Environment: Democrats have indicated that they plan on supporting a number of clean energy policies. Many Democratic candidates ran campaigns which made protecting the environment as a central part of their platform. Environmental groups have expressed hope that the Democratically controlled General Assembly will pass new protections. Some Democrats have already pre-filed legislation for Virginia’s version of a Green New Deal.

Previously, Republicans blocked a Democratic effort to participate in the Regional Greenhouse Gas Initiative, a cap and trade program aimed at reducing carbon dioxide emissions.

Health care: Gov. Northam is leading the way for Democrats on a number of measures that aim to increase access to health care.
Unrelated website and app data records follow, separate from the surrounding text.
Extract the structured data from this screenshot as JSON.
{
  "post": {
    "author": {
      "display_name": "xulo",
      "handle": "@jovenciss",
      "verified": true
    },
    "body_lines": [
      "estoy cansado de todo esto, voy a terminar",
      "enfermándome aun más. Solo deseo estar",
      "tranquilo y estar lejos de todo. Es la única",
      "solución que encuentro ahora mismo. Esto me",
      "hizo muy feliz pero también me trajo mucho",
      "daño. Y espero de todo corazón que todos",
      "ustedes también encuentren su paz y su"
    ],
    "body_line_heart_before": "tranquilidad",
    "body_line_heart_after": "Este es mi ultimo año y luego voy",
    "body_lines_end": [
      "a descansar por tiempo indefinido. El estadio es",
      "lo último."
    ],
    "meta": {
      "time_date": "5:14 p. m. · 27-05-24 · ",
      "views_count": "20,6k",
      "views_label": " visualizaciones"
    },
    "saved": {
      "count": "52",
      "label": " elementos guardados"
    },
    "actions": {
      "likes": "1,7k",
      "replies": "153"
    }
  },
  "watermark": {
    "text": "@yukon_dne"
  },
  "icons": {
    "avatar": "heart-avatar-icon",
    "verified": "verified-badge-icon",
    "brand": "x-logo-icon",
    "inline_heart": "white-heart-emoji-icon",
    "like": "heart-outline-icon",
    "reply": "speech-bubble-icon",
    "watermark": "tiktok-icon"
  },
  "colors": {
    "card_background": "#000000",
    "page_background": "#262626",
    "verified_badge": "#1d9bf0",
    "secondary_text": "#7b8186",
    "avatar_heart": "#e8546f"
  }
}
Northam announced he would like to lower premiums on the individual marketplace by doubling the tax on cigarettes. Several Democratic legislators are . pushing to go further by expanding Medicaid to include dental coverage for adults. Only minors who receive Medicaid are currently eligible for dental coverage.

Some Republican have said that they are open to amending the state’s healthcare system but have voiced hesitation due to cost. 

Reproductive health: Democrats are looking to roll back restrictions on a woman’s right to choose, put into place by former Republican Gov. Robert McDonnell. These include a law that requires a woman to undergo an ultrasound before an abortion, and another law imposes strict, hospital-level building codes on clinics. Cirtics say those requirements are intended to restrict access and have no medical justification.

Republicans have repeatedly moved to restrict a woman’s right to choose over the years and have regularly rejected Democrats’ efforts to expand access.

Education: Northam included several education improvements in his proposed budget that will need to be approved by the General Assembly’s money committees. He proposed giving teachers a 3% raise, and increasing funding for early education programs. Democratic legislators have already made moves to improve the education system. As of early December, legislators had already pre-filed 14 bills relating to education. 

After decades of Republican control of the General Assembly, Virginia teachers are among the lowest paid in the country.

LGBT Rights: Bills to ban LGBT discrimination in housing and expand the state’s hate-crime law to include gay and transgender people are now likely to pass. While some Republicans in the General Assembly voiced support for passing LGBT-friendly legislation last year, the bills were ultimately killed by their fellow party members in committee. 

Criminal justice: Democrats have already filed several bills focused on addressing some of the flaws in the state’s criminal justice system. Their goals include reducing prison size and addressing the racial disparities in the law.

Republicans, for their part, have largely opposed efforts to overhaul the system, arguing that the bills may increase crime. There have been some modest steps taken by the party to address some problems in the system, like last year’s decision to increase the minimum dollar amount that constitutes as a felony theft, but the party has largely been slow.

Equal Rights Amendment: Democrats have said they plan to ratify the Equal Rights Amendment, which would add equality among the sexes as a part of the Constiution. Virginia would be the 38th and final state needed to pass the ERA, clearing the path for it to be incorporated into the Constitution.

Last year’s effort to ratify the ERA ultimately failed after Republicans blocked it in committee. Conservative groups argued that passing the bill would make it more challenging to separate genders in restrooms and was a covert effort from Democrats to expand access to abortion.